“We have a goal of building three nuclear power plants. We asked, 'Can we build these two nuclear power plants together with you?” he stated.
Turkey’s first nuclear power plant is under construction by Russia’s Rosatom state nuclear energy firm on the country’s southern coast and is expected to be online for Turkey’s centenary in 2023.
'Time to find permanent solution in Syria'
Erdoğan and Putin held their first face-to-face talks in 18 months in the Black Sea resort of Sochi, with the Syrian conflict high on their agenda as regime troops and Moscow increased airstrikes in recent weeks.

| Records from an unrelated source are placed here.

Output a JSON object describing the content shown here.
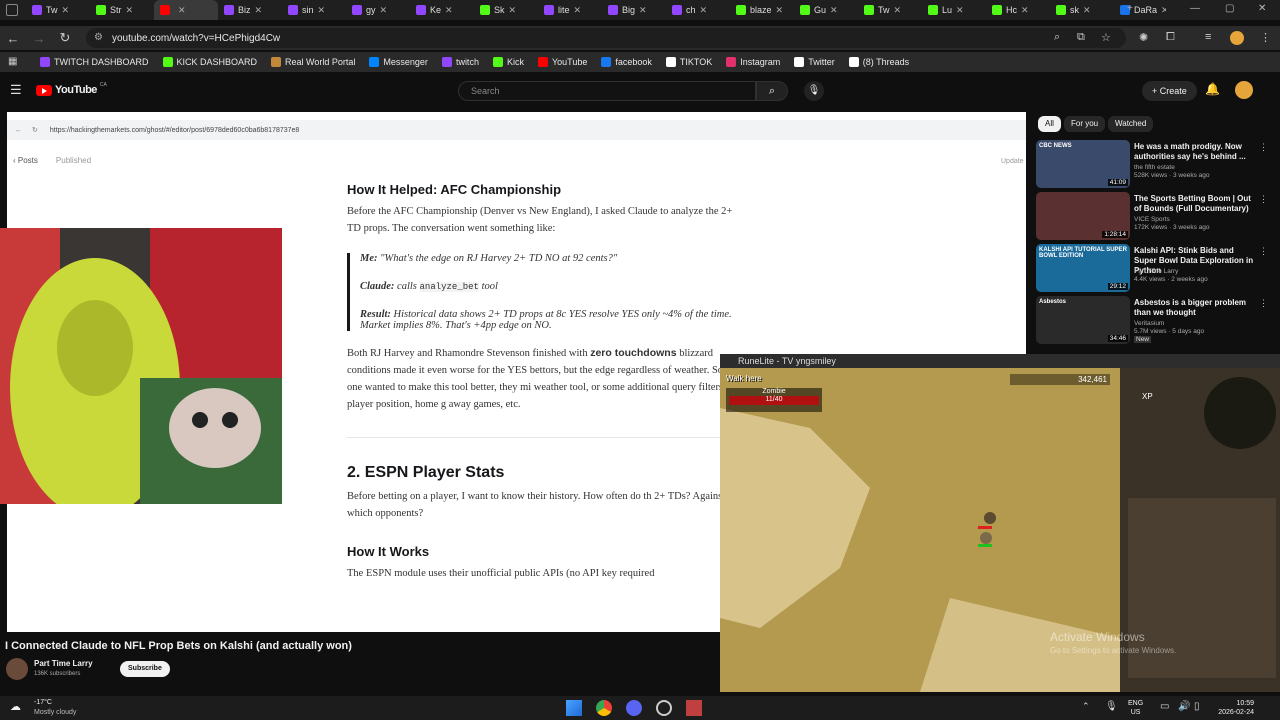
{
  "tabs": [
    "Tw",
    "Str",
    "",
    "Biz",
    "sin",
    "gy",
    "Ke",
    "Sk",
    "lite",
    "Big",
    "ch",
    "blaze",
    "Gu",
    "Tw",
    "Lu",
    "Hc",
    "sk",
    "DaRa"
  ],
  "browser": {
    "url": "youtube.com/watch?v=HCePhigd4Cw",
    "bookmarks": [
      "TWITCH DASHBOARD",
      "KICK DASHBOARD",
      "Real World Portal",
      "Messenger",
      "twitch",
      "Kick",
      "YouTube",
      "facebook",
      "TIKTOK",
      "Instagram",
      "Twitter",
      "(8) Threads"
    ]
  },
  "youtube": {
    "logo": "YouTube",
    "region": "CA",
    "search_placeholder": "Search",
    "create_label": "Create",
    "chips": [
      "All",
      "For you",
      "Watched"
    ],
    "video_title": "I Connected Claude to NFL Prop Bets on Kalshi (and actually won)",
    "channel": "Part Time Larry",
    "subscribers": "136K subscribers",
    "subscribe_label": "Subscribe",
    "recommendations": [
      {
        "title": "He was a math prodigy. Now authorities say he's behind ...",
        "channel": "the fifth estate",
        "meta": "528K views · 3 weeks ago",
        "duration": "41:09",
        "thumb_text": "CBC NEWS",
        "color": "#3a4a6a"
      },
      {
        "title": "The Sports Betting Boom | Out of Bounds (Full Documentary)",
        "channel": "VICE Sports",
        "meta": "172K views · 3 weeks ago",
        "duration": "1:28:14",
        "thumb_text": "",
        "color": "#5a3030"
      },
      {
        "title": "Kalshi API: Stink Bids and Super Bowl Data Exploration in Python",
        "channel": "Part Time Larry",
        "meta": "4.4K views · 2 weeks ago",
        "duration": "29:12",
        "thumb_text": "KALSHI API TUTORIAL SUPER BOWL EDITION",
        "color": "#1a6a9a"
      },
      {
        "title": "Asbestos is a bigger problem than we thought",
        "channel": "Veritasium",
        "meta": "5.7M views · 5 days ago",
        "duration": "34:46",
        "thumb_text": "Asbestos",
        "color": "#2a2a2a",
        "badge": "New"
      }
    ]
  },
  "editor": {
    "url": "https://hackingthemarkets.com/ghost/#/editor/post/6978ded60c0ba6b8178737e8",
    "back_label": "Posts",
    "status": "Published",
    "update_label": "Update"
  },
  "article": {
    "h3_1": "How It Helped: AFC Championship",
    "p1": "Before the AFC Championship (Denver vs New England), I asked Claude to analyze the 2+ TD props. The conversation went something like:",
    "q_me_label": "Me:",
    "q_me": "\"What's the edge on RJ Harvey 2+ TD NO at 92 cents?\"",
    "q_claude_label": "Claude:",
    "q_claude_pre": "calls",
    "q_claude_code": "analyze_bet",
    "q_claude_post": "tool",
    "q_result_label": "Result:",
    "q_result": "Historical data shows 2+ TD props at 8c YES resolve YES only ~4% of the time. Market implies 8%. That's +4pp edge on NO.",
    "p2_a": "Both RJ Harvey and Rhamondre Stevenson finished with",
    "p2_b": "zero touchdowns",
    "p2_c": "blizzard conditions made it even worse for the YES bettors, but the edge regardless of weather. So if one wanted to make this tool better, they mi weather tool, or some additional query filters on player position, home g away games, etc.",
    "h2": "2. ESPN Player Stats",
    "p3": "Before betting on a player, I want to know their history. How often do th 2+ TDs? Against which opponents?",
    "h3_2": "How It Works",
    "p4": "The ESPN module uses their unofficial public APIs (no API key required"
  },
  "runelite": {
    "title": "RuneLite - TV yngsmiley",
    "action": "Walk here",
    "target": "Zombie",
    "hp": "11/40",
    "coins": "342,461",
    "xp_label": "XP",
    "watermark_1": "Activate Windows",
    "watermark_2": "Go to Settings to activate Windows."
  },
  "taskbar": {
    "temp": "-17°C",
    "weather": "Mostly cloudy",
    "lang_1": "ENG",
    "lang_2": "US",
    "time": "10:59",
    "date": "2026-02-24"
  },
  "colors": {
    "yt_red": "#ff0000",
    "kick_green": "#53fc18",
    "twitch_purple": "#9146ff"
  }
}
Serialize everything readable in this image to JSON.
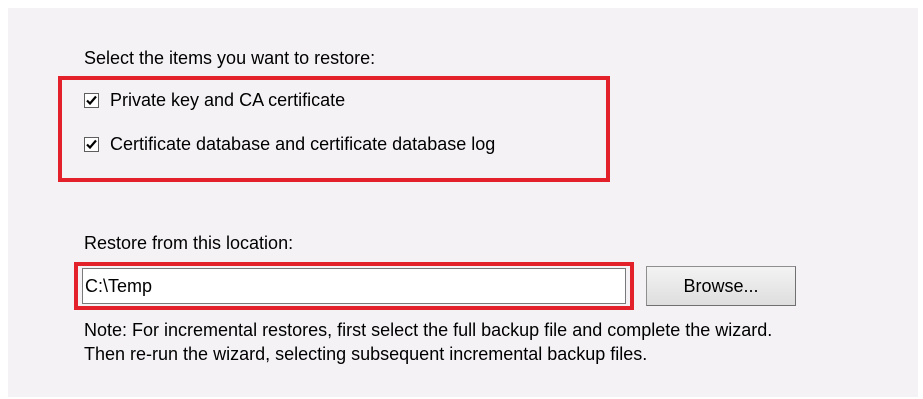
{
  "restore_items": {
    "heading": "Select the items you want to restore:",
    "options": [
      {
        "label": "Private key and CA certificate",
        "checked": true
      },
      {
        "label": "Certificate database and certificate database log",
        "checked": true
      }
    ]
  },
  "location": {
    "label": "Restore from this location:",
    "value": "C:\\Temp",
    "browse_label": "Browse..."
  },
  "note": {
    "line1": "Note: For incremental restores, first select the full backup file and complete the wizard.",
    "line2": "Then re-run the wizard, selecting subsequent incremental backup files."
  },
  "colors": {
    "highlight": "#e3212b",
    "panel_background": "#f4f2f5"
  },
  "icons": {
    "checkmark": "checkmark-icon"
  }
}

Elaborating on the issue of Syria, Erdoğan said the two leaders are of the opinion that it is “time to go beyond the details and find a permanent, final and sustainable solution to this issue.”
“We focused on the necessity of the steps we will take together in this regard,” he said.
“There are some differences of opinion from time to time on regional issues, where many actors are on the field, and which have complex aspects. But in this bilateral meeting, we saw that there is unity on almost all issues,” he stated.
Agreements with Russia on eliminating the YPG group from the region must be fulfilled, the president added.
“Another issue that I particularly focused on was the PKK/YPG’s presence in Moscow. I reminded them of this,” the president stated.
Erdoğan noted that he would meet with U.S. President Joe Biden on the sidelines of the G-20 meeting in Rome and then probably at the Glasgow Climate Change Conference.
“What will be the U.S. approach to Syria? We will have the opportunity to talk them out. We will consider all military, political, economic and commercial bilateral relations. For example, what about the F-35 problem? We paid $1.4 billion. What will it be? We need to see their fate.”
He is “seriously disturbed” by U.S. coordinator Brett McGurk’s “walking arm in arm with terrorists” in the region where Turkey fights them, Erdoğan said, referring to talks of the U.S. official with the YPG group.
Relations between Turkey and the U.S. are strained, and Erdoğan said last week that his personal ties with U.S. President Joe Biden had “not gotten off to a good start.”